Excerpts from an interface dataset
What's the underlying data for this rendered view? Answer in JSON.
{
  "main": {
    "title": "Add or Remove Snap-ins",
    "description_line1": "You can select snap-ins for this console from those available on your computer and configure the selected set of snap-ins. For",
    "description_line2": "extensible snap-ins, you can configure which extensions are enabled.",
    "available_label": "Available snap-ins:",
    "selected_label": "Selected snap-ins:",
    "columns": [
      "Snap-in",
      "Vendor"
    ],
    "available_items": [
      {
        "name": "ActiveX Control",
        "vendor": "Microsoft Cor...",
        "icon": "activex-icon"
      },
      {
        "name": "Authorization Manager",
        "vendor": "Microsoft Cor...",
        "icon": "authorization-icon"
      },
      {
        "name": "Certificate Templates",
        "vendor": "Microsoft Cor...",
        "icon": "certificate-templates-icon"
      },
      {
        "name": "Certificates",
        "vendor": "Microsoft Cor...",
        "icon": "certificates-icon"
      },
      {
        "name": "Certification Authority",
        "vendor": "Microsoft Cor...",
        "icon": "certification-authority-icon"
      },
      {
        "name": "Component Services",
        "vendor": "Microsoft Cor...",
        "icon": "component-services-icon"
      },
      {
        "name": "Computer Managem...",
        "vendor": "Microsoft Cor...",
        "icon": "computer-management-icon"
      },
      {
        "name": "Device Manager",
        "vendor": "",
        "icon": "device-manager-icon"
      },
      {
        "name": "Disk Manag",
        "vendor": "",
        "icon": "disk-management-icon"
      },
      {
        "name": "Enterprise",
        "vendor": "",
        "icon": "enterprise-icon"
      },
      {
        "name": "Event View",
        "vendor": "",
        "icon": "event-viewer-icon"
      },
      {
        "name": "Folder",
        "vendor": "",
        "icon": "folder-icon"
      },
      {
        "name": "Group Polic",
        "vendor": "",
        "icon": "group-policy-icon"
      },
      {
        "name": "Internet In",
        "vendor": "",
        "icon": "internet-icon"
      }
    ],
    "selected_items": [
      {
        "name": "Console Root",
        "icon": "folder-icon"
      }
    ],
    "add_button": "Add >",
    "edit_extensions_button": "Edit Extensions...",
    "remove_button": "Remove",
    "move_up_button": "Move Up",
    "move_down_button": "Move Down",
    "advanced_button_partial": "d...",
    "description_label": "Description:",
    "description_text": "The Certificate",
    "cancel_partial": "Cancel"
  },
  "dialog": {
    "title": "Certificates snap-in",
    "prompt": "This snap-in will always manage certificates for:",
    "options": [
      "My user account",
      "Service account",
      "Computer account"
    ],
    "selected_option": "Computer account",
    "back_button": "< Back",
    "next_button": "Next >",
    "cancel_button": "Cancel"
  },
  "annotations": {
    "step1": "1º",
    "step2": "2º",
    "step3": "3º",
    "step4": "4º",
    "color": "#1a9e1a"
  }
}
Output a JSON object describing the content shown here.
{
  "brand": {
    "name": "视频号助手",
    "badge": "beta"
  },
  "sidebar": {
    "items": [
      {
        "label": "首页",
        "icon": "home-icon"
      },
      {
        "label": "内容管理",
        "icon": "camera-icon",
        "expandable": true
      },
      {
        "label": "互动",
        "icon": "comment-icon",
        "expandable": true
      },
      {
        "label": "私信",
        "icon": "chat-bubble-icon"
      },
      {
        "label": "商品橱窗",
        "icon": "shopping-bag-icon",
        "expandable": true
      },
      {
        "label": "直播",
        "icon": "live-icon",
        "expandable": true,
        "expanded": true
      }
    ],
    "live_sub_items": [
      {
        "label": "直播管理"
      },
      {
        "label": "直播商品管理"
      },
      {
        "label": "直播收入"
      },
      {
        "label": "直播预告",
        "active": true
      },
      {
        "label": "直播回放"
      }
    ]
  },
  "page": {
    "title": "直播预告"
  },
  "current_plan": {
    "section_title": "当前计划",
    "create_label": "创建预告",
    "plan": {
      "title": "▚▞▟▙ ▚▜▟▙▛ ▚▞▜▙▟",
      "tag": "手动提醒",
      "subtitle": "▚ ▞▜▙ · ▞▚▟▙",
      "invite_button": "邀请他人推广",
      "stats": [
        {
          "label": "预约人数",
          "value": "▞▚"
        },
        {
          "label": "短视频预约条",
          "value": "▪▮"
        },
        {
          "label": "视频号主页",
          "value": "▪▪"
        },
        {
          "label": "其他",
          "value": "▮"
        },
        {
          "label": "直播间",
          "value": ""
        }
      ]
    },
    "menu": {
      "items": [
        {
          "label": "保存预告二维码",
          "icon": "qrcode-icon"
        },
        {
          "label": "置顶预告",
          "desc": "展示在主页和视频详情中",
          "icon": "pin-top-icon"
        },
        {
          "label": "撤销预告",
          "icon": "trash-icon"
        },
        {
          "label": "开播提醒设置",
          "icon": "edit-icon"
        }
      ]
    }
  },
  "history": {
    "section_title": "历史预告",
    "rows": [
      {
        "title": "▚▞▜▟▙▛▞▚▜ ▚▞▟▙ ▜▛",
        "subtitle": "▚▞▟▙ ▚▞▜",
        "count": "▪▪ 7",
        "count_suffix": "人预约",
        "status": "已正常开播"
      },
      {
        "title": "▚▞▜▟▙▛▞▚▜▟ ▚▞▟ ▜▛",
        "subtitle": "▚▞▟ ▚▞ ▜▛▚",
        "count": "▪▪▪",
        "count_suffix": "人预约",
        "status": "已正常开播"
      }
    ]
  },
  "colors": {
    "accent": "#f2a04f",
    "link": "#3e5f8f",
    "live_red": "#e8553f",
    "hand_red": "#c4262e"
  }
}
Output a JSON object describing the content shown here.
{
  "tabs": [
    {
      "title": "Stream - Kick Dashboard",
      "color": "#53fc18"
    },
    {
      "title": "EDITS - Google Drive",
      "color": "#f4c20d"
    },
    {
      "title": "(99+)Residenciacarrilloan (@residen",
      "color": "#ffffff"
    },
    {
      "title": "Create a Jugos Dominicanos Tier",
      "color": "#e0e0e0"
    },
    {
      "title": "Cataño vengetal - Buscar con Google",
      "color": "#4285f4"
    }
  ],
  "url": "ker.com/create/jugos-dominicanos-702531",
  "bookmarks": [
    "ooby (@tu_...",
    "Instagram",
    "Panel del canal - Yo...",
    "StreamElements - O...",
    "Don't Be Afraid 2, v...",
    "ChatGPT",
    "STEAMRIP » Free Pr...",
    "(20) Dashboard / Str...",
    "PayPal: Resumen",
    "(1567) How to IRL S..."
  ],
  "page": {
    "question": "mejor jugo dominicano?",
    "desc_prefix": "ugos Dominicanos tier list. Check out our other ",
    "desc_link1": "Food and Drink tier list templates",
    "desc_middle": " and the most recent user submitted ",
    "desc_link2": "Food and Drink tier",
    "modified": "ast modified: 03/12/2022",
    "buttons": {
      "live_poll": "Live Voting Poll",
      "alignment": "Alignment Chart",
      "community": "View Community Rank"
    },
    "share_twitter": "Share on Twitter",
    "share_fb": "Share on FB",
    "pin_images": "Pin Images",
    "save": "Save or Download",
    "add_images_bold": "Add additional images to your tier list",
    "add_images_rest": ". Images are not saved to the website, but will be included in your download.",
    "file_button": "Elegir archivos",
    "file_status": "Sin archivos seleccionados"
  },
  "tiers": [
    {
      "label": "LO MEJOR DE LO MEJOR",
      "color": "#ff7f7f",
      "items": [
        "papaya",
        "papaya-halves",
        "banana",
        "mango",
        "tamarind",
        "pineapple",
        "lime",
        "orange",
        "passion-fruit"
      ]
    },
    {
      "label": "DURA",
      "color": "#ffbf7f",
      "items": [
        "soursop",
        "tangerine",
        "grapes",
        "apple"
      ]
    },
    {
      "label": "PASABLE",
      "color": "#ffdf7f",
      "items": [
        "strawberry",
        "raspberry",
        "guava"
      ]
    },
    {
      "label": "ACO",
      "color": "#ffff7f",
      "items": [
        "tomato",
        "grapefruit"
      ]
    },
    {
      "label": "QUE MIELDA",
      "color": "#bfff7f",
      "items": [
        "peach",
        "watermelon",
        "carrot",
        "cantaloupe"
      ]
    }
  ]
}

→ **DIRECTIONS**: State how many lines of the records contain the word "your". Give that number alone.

→ **ANSWER TO THE EXERCISE**: 3